The bishop also named Father Carlos Ochoa, associate pastor of St. John-Holy Angels Church in Newark, to become coordinator of the Hispanic Ministry office in October.
“What this office is going to do is help coordinate resources more effectively and, more importantly, it has the potential to grow into something more than it is,” said Msgr. Steven P. Hurley, diocesan vicar general and moderator of the curia.
Citing studies that report 36 percent of all Catholic parishes in the United States identify themselves as multicultural, Msgr. Hurley noted the growing recognition that demographics of the church in the U.S. is changing.
“We’ve been blessed here in Wilmington with vibrant ministries for Hispanic, black, Korean and Native American Catholics,” Msgr. Hurley said. We also have growing populations of West Africans, Indians and Vietnamese, he added.
“My hope is that the Cultural Ministries office is the first step in giving more prominence and emphasis to these ministries.
“It’s an opportunity to learn, to listen and to recognize our parishes are changing and that these different expressions of worship and spirituality can bring new life and vigor into the diocese,” said Msgr. Hurley.
Father Evers said his responsibilities at the new Cultural Ministries office reinforces the church’s mission that “Christ is here for everyone. It’s a very important part of the mission of our diocese and something I value in my own life.”
Father Evers, who has previously served the Hispanic community at St. Peter and Paul Parish in Easton, Md., speaks Spanish and said he’s always found “joy in knowing people who don’t have the customs I grew up with,” their food, culture and language.
The growing diversity of American Catholics is a reflection of the early church, Father Evers said, citing the story of Pentecost, when through the Gift of the Holy Spirit, people speaking different languages were able to understand the Apostles and the church grew into a church that’s universal.
Father Evers said he hopes to give the four diocesan coordinators of ethnic ministries — Father Paul Williams OFM, for Ministry for Black Catholics; Father Ochoa, who is succeeding Father Emerson Rodriguez, OFM, who has been transferred by his order; Father Tae-Guen Peter Kim of the Korean Catholic Community; and Sharon Ward, coordinator of Native American Ministry — greater attention on the diocesan level to help them succeed and “improve the work they’ve already been caring about for some time now.”
Father Evers has no set agenda for his new responsibilities, he said.
“For me, ministry always starts with learning before you start changing anything.
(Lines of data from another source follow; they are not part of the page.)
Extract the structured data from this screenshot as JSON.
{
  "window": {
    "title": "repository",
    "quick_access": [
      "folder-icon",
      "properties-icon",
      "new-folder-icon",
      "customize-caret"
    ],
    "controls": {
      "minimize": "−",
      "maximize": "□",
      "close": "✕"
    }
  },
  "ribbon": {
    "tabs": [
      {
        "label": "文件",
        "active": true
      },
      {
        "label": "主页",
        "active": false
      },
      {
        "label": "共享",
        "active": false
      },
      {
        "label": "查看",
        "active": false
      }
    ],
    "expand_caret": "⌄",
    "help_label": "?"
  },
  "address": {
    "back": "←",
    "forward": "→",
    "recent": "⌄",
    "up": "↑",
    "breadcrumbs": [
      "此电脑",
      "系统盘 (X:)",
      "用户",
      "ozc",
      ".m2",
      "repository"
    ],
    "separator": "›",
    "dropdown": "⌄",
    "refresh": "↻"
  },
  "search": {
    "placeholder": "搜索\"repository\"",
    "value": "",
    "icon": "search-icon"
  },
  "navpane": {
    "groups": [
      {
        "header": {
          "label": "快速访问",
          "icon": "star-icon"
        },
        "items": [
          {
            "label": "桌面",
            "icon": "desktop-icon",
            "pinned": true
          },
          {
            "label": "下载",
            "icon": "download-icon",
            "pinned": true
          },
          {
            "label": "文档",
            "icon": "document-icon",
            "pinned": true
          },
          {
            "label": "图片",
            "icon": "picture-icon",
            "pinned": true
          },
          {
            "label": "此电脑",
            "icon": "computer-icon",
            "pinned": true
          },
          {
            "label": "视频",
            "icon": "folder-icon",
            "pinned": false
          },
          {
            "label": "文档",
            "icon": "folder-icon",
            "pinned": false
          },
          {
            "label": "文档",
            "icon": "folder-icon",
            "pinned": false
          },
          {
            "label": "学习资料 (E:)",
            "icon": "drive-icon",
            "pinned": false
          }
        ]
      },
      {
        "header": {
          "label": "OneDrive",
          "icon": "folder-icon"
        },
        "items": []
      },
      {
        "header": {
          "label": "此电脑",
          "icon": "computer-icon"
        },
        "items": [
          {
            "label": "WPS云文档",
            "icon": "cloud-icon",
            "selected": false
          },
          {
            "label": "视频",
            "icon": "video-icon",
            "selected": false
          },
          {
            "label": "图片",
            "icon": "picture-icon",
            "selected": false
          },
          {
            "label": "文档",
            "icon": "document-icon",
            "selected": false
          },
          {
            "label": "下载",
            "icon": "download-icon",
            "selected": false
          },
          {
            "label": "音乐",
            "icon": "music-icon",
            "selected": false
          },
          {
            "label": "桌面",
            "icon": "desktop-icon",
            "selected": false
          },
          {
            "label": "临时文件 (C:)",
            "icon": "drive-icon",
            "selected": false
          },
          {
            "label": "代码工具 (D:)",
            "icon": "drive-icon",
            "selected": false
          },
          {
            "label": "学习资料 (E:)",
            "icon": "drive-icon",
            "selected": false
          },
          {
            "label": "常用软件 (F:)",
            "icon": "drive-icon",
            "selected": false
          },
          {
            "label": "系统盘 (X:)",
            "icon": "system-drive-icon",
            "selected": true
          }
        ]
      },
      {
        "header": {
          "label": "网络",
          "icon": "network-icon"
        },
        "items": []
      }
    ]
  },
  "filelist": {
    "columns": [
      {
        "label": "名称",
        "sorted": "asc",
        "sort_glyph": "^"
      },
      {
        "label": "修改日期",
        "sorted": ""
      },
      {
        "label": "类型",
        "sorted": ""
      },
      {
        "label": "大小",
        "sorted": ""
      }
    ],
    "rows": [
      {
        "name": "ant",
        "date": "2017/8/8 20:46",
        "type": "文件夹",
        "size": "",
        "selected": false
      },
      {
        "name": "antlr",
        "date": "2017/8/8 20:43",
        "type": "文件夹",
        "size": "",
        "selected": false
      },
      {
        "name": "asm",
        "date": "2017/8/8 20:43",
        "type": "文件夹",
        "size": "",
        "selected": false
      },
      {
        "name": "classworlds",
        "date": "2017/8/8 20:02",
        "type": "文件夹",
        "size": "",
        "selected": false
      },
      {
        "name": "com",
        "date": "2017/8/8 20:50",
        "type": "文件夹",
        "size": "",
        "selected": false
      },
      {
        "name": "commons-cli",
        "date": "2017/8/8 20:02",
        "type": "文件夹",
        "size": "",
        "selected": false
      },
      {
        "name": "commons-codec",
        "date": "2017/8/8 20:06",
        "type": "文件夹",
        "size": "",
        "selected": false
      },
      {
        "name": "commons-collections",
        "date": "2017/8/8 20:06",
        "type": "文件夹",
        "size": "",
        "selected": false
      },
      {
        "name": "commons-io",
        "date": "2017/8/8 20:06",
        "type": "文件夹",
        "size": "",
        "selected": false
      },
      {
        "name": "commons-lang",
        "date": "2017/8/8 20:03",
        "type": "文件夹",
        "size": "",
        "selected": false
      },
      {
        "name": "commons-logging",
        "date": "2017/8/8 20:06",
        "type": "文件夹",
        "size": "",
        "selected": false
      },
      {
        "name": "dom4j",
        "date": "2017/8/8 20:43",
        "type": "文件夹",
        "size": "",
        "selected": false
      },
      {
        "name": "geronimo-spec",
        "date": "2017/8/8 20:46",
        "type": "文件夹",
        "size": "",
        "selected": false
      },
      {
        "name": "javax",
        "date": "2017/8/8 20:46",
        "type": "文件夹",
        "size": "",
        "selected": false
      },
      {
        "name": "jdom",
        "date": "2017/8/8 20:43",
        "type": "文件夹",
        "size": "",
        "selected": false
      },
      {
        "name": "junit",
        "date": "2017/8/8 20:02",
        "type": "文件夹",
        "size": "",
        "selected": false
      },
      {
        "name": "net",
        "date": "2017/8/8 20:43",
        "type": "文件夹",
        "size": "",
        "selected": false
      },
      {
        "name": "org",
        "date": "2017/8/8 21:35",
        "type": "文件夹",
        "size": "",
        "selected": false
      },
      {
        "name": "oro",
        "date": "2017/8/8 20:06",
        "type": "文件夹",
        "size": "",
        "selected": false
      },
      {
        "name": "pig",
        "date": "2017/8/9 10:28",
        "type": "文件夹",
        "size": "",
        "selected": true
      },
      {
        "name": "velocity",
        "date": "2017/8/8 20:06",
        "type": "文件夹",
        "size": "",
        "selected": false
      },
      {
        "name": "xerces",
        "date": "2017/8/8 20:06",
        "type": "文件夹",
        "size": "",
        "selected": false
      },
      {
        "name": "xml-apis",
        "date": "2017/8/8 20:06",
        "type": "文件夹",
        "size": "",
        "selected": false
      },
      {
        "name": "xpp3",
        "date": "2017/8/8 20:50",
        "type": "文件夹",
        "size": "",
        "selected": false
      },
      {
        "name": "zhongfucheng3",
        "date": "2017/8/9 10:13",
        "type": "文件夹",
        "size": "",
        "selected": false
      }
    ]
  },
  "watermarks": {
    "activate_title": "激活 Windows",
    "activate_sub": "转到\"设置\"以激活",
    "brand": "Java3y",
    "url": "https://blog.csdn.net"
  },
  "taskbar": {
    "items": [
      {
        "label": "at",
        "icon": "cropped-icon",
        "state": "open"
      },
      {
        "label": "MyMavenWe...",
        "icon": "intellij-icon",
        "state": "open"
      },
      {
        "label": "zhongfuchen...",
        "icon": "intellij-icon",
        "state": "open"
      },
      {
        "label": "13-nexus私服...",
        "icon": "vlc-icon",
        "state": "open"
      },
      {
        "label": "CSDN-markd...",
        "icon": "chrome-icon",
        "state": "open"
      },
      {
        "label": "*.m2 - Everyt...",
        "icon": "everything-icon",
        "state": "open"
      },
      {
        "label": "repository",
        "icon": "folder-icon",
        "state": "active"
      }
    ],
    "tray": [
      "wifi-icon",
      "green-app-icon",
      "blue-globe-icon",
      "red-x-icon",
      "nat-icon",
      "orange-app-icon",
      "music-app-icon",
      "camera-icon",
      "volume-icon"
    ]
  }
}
I’m pretty enthusiastic about it. I’m going to approach the ministry and the job with an open heart and arms. That’s how the Lord approaches us.”